**RECORDS FOR THE TASK**:
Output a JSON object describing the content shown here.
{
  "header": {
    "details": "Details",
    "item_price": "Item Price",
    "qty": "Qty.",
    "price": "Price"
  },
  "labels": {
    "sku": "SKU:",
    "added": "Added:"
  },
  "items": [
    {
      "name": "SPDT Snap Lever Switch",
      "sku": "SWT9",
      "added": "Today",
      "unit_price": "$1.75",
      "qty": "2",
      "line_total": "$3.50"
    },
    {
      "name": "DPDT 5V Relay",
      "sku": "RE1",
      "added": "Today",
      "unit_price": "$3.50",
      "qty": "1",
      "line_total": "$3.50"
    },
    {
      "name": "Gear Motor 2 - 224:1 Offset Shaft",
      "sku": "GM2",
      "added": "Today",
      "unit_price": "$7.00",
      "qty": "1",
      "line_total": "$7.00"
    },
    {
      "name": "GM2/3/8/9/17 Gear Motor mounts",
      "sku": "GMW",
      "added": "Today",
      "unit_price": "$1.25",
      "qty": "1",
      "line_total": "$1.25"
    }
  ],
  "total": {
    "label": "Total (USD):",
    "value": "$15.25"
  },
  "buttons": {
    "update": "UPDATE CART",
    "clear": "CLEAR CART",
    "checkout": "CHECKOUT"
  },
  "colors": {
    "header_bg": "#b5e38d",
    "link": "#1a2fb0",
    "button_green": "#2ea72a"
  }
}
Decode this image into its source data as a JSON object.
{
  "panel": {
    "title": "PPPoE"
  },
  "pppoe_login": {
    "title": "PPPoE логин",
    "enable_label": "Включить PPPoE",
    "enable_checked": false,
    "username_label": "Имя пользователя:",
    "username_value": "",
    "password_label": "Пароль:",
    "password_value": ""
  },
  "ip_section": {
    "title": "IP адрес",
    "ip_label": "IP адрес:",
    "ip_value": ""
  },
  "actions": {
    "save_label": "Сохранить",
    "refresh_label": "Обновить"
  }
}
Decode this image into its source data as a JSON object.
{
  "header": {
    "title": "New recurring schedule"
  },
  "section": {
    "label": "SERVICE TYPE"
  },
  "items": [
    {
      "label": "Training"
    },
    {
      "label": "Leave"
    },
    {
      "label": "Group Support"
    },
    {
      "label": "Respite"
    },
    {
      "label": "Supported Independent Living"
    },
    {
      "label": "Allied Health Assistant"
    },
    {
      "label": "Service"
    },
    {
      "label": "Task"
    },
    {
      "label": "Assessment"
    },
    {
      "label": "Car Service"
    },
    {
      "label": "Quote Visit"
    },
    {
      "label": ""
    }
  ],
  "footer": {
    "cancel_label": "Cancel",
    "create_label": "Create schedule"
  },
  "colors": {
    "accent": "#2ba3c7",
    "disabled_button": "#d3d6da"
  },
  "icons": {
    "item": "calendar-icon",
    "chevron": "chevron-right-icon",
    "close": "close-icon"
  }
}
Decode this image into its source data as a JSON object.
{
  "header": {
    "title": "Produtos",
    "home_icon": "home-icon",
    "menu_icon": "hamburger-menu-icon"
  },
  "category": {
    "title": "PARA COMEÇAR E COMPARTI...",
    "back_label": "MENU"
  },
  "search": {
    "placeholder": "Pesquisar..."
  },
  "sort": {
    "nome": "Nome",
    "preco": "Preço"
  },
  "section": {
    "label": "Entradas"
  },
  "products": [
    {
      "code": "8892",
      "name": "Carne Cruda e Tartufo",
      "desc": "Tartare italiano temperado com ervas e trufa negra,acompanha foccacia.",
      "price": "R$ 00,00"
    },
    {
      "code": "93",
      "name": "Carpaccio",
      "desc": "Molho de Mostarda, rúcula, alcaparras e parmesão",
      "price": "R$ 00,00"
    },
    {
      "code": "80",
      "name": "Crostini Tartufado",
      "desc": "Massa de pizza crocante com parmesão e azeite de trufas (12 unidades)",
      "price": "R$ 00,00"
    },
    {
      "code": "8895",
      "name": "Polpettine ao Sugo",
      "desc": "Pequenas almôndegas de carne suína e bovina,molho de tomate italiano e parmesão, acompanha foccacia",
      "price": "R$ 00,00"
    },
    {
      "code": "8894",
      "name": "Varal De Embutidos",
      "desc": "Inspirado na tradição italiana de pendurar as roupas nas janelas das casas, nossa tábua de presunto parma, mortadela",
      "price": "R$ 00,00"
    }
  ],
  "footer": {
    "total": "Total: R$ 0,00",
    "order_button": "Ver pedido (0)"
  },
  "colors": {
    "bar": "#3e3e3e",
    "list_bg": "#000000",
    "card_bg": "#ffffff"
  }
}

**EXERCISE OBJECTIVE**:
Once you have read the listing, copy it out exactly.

**TASK RESPONSE**:
Output a JSON object describing the content shown here.
{
  "header": {
    "details": "Details",
    "item_price": "Item Price",
    "qty": "Qty.",
    "price": "Price"
  },
  "labels": {
    "sku": "SKU:",
    "added": "Added:"
  },
  "items": [
    {
      "name": "SPDT Snap Lever Switch",
      "sku": "SWT9",
      "added": "Today",
      "unit_price": "$1.75",
      "qty": "2",
      "line_total": "$3.50"
    },
    {
      "name": "DPDT 5V Relay",
      "sku": "RE1",
      "added": "Today",
      "unit_price": "$3.50",
      "qty": "1",
      "line_total": "$3.50"
    },
    {
      "name": "Gear Motor 2 - 224:1 Offset Shaft",
      "sku": "GM2",
      "added": "Today",
      "unit_price": "$7.00",
      "qty": "1",
      "line_total": "$7.00"
    },
    {
      "name": "GM2/3/8/9/17 Gear Motor mounts",
      "sku": "GMW",
      "added": "Today",
      "unit_price": "$1.25",
      "qty": "1",
      "line_total": "$1.25"
    }
  ],
  "total": {
    "label": "Total (USD):",
    "value": "$15.25"
  },
  "buttons": {
    "update": "UPDATE CART",
    "clear": "CLEAR CART",
    "checkout": "CHECKOUT"
  },
  "colors": {
    "header_bg": "#b5e38d",
    "link": "#1a2fb0",
    "button_green": "#2ea72a"
  }
}
Decode this image into its source data as a JSON object.
{
  "panel": {
    "title": "PPPoE"
  },
  "pppoe_login": {
    "title": "PPPoE логин",
    "enable_label": "Включить PPPoE",
    "enable_checked": false,
    "username_label": "Имя пользователя:",
    "username_value": "",
    "password_label": "Пароль:",
    "password_value": ""
  },
  "ip_section": {
    "title": "IP адрес",
    "ip_label": "IP адрес:",
    "ip_value": ""
  },
  "actions": {
    "save_label": "Сохранить",
    "refresh_label": "Обновить"
  }
}
Decode this image into its source data as a JSON object.
{
  "header": {
    "title": "New recurring schedule"
  },
  "section": {
    "label": "SERVICE TYPE"
  },
  "items": [
    {
      "label": "Training"
    },
    {
      "label": "Leave"
    },
    {
      "label": "Group Support"
    },
    {
      "label": "Respite"
    },
    {
      "label": "Supported Independent Living"
    },
    {
      "label": "Allied Health Assistant"
    },
    {
      "label": "Service"
    },
    {
      "label": "Task"
    },
    {
      "label": "Assessment"
    },
    {
      "label": "Car Service"
    },
    {
      "label": "Quote Visit"
    },
    {
      "label": ""
    }
  ],
  "footer": {
    "cancel_label": "Cancel",
    "create_label": "Create schedule"
  },
  "colors": {
    "accent": "#2ba3c7",
    "disabled_button": "#d3d6da"
  },
  "icons": {
    "item": "calendar-icon",
    "chevron": "chevron-right-icon",
    "close": "close-icon"
  }
}
Decode this image into its source data as a JSON object.
{
  "header": {
    "title": "Produtos",
    "home_icon": "home-icon",
    "menu_icon": "hamburger-menu-icon"
  },
  "category": {
    "title": "PARA COMEÇAR E COMPARTI...",
    "back_label": "MENU"
  },
  "search": {
    "placeholder": "Pesquisar..."
  },
  "sort": {
    "nome": "Nome",
    "preco": "Preço"
  },
  "section": {
    "label": "Entradas"
  },
  "products": [
    {
      "code": "8892",
      "name": "Carne Cruda e Tartufo",
      "desc": "Tartare italiano temperado com ervas e trufa negra,acompanha foccacia.",
      "price": "R$ 00,00"
    },
    {
      "code": "93",
      "name": "Carpaccio",
      "desc": "Molho de Mostarda, rúcula, alcaparras e parmesão",
      "price": "R$ 00,00"
    },
    {
      "code": "80",
      "name": "Crostini Tartufado",
      "desc": "Massa de pizza crocante com parmesão e azeite de trufas (12 unidades)",
      "price": "R$ 00,00"
    },
    {
      "code": "8895",
      "name": "Polpettine ao Sugo",
      "desc": "Pequenas almôndegas de carne suína e bovina,molho de tomate italiano e parmesão, acompanha foccacia",
      "price": "R$ 00,00"
    },
    {
      "code": "8894",
      "name": "Varal De Embutidos",
      "desc": "Inspirado na tradição italiana de pendurar as roupas nas janelas das casas, nossa tábua de presunto parma, mortadela",
      "price": "R$ 00,00"
    }
  ],
  "footer": {
    "total": "Total: R$ 0,00",
    "order_button": "Ver pedido (0)"
  },
  "colors": {
    "bar": "#3e3e3e",
    "list_bg": "#000000",
    "card_bg": "#ffffff"
  }
}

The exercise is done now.